### Prompt
Produce a copy of every line in the records that holds the string "this".

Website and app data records

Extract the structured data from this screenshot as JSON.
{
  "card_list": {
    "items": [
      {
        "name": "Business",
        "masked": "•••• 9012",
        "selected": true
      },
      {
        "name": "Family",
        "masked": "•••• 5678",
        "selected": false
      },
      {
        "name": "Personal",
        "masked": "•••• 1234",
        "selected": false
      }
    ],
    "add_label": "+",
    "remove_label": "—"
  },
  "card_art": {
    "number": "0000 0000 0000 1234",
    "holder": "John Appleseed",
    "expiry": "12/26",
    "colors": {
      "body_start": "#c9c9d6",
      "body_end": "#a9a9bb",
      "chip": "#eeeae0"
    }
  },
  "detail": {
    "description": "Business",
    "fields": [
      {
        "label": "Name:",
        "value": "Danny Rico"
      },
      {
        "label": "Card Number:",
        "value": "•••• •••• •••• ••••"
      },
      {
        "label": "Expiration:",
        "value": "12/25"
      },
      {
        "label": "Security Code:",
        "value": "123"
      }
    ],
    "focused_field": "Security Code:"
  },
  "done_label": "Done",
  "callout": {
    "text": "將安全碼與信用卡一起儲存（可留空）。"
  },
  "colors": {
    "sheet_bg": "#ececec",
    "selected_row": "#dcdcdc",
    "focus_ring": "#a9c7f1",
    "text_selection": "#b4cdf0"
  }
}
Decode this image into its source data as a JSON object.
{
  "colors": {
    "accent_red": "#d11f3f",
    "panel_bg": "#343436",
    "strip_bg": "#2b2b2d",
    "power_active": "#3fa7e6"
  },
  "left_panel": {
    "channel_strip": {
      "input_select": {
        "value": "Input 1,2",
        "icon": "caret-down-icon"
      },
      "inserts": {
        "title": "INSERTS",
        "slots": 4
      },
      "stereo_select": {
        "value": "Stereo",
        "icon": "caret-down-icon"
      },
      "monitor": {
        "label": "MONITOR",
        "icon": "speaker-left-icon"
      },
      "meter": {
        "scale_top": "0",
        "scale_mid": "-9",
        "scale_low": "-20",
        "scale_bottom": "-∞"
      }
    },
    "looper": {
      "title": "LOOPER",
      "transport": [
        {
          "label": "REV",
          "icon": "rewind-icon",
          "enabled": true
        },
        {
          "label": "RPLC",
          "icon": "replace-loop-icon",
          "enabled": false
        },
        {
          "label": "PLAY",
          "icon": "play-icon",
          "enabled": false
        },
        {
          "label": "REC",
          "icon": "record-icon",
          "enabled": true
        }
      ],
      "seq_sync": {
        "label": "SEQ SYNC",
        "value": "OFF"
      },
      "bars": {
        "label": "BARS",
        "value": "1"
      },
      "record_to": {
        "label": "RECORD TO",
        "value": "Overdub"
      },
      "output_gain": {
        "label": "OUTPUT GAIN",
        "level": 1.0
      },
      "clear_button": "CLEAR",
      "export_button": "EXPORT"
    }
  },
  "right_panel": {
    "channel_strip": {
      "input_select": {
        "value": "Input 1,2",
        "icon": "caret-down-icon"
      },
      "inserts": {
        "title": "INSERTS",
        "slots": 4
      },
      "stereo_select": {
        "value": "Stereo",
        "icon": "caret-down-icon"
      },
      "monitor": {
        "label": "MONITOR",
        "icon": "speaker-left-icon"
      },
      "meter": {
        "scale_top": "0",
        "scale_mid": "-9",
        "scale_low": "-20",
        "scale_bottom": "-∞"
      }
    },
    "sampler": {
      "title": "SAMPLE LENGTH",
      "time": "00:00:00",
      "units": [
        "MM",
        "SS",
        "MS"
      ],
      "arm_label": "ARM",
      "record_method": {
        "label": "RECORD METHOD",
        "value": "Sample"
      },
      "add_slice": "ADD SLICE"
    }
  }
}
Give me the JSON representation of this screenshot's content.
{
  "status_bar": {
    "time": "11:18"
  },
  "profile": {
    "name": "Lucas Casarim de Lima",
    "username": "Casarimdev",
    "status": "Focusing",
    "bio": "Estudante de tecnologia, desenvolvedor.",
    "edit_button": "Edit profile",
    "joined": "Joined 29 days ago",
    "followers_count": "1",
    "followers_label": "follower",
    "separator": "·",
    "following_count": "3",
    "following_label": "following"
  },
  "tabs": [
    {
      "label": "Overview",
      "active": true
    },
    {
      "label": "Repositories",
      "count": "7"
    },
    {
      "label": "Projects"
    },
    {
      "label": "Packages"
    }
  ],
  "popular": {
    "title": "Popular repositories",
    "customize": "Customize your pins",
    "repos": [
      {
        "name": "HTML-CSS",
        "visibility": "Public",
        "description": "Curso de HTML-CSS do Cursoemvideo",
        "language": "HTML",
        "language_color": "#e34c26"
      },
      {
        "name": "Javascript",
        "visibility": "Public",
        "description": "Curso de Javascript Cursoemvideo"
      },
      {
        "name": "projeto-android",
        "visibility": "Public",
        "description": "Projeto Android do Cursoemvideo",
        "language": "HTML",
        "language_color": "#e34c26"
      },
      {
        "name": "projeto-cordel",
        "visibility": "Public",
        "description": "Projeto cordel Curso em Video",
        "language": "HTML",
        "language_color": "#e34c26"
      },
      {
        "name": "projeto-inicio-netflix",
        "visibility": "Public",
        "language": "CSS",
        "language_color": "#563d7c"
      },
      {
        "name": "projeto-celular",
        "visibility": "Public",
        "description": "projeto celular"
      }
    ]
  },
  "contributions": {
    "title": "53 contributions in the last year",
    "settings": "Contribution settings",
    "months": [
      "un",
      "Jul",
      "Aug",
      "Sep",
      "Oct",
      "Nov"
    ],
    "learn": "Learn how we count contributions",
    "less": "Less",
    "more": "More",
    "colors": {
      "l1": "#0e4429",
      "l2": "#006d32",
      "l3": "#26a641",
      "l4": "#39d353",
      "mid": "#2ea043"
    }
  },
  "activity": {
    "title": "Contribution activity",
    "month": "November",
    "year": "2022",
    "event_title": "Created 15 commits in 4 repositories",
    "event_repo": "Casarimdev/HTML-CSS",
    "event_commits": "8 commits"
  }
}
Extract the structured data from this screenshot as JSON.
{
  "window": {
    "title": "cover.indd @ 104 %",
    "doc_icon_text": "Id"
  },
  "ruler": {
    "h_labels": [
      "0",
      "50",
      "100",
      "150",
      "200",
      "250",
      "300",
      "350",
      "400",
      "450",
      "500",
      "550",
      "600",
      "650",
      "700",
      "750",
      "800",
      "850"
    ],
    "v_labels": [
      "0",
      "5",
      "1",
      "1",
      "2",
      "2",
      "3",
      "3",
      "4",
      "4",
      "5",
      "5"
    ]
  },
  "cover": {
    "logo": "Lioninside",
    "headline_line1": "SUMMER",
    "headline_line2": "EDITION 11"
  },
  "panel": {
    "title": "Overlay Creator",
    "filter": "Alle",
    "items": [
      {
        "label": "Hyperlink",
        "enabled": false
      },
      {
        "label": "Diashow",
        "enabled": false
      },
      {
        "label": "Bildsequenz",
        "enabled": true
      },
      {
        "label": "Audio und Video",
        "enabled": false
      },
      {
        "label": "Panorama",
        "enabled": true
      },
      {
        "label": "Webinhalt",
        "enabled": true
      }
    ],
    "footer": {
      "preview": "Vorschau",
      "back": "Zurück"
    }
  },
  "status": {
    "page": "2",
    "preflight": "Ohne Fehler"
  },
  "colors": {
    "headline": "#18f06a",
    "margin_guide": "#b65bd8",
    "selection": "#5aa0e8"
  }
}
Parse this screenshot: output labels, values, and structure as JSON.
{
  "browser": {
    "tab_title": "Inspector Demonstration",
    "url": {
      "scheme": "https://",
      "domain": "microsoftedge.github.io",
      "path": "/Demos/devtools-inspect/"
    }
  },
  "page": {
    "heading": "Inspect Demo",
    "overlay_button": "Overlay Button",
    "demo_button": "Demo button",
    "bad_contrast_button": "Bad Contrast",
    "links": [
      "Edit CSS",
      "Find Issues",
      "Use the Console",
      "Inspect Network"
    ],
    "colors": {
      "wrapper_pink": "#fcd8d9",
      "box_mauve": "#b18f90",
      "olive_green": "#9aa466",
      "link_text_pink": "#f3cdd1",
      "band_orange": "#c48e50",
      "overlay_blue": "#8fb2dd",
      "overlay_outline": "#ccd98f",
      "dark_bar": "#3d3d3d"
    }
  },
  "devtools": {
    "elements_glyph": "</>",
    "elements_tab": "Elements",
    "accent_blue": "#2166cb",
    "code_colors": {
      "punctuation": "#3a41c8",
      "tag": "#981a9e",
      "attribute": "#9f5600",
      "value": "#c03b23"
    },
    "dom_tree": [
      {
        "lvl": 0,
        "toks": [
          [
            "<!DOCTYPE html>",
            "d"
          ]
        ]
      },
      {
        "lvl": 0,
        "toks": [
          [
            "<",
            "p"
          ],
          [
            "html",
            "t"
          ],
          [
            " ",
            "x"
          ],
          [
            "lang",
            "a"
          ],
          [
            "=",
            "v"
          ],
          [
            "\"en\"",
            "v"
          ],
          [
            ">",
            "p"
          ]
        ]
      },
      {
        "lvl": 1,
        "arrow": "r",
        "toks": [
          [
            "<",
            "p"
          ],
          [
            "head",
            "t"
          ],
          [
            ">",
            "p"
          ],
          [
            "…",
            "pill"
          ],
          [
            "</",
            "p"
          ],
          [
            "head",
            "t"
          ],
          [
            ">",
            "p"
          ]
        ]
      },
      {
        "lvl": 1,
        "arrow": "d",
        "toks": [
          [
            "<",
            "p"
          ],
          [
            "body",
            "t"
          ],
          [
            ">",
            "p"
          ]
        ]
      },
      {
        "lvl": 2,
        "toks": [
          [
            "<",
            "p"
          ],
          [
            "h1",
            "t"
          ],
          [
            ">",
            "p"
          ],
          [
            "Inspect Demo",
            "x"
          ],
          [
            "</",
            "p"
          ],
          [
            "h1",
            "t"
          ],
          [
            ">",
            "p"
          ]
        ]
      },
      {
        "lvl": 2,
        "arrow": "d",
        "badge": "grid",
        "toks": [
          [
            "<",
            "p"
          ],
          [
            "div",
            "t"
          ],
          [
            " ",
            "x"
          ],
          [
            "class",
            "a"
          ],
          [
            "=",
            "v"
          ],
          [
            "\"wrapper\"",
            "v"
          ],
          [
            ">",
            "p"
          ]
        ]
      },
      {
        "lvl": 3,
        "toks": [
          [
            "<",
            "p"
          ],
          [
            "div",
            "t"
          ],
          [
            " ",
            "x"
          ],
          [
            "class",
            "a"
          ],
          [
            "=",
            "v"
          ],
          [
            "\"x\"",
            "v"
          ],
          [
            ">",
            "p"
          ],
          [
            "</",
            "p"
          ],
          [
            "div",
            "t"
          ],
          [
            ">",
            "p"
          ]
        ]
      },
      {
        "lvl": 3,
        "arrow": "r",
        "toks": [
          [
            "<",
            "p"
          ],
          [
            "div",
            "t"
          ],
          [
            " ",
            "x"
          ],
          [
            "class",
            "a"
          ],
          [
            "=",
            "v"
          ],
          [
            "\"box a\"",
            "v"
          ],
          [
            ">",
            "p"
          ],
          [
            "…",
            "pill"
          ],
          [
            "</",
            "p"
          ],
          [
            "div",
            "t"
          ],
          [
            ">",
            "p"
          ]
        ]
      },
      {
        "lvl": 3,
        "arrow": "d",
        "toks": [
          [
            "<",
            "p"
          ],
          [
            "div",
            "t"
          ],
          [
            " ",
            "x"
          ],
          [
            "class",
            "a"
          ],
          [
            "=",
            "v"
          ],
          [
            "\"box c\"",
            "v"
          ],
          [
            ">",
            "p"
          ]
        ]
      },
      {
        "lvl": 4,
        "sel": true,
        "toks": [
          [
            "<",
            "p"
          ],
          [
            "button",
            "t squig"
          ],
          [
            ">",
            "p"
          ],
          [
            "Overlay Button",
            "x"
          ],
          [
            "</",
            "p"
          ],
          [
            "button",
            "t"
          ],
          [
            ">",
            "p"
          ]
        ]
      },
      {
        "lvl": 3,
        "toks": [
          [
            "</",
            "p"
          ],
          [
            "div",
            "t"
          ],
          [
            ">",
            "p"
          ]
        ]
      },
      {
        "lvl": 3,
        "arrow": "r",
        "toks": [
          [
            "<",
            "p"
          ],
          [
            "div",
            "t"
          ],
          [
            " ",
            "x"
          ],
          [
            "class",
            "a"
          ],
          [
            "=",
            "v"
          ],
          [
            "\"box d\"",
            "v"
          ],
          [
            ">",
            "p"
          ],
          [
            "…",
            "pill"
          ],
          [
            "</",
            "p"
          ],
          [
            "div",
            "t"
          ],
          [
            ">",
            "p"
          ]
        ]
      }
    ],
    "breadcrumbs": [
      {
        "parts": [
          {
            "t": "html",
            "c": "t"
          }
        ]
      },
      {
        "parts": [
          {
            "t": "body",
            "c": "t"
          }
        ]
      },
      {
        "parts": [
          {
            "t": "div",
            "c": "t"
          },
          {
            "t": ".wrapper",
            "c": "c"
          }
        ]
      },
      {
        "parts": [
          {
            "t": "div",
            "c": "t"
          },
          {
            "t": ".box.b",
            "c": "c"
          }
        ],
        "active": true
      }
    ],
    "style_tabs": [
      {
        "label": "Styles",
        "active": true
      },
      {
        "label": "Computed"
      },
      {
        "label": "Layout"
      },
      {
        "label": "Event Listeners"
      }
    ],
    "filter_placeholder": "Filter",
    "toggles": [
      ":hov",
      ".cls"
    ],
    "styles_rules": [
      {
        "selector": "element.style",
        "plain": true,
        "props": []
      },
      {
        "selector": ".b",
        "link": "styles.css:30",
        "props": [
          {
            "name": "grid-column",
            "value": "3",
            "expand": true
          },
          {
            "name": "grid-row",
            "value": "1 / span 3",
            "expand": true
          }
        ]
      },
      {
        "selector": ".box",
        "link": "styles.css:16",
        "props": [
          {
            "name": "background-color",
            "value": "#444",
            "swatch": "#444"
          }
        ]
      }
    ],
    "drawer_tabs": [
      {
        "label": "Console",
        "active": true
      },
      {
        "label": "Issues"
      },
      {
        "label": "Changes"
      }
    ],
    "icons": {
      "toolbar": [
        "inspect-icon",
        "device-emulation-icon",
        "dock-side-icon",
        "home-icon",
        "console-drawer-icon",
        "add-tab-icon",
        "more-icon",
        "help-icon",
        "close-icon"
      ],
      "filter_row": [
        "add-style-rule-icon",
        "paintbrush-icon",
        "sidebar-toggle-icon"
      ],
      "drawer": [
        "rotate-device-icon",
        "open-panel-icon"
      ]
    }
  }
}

### Output of the task
Extract the structured data from this screenshot as JSON.
Decode this image into its source data as a JSON object.
Give me the JSON representation of this screenshot's content.
Extract the structured data from this screenshot as JSON.
Parse this screenshot: output labels, values, and structure as JSON.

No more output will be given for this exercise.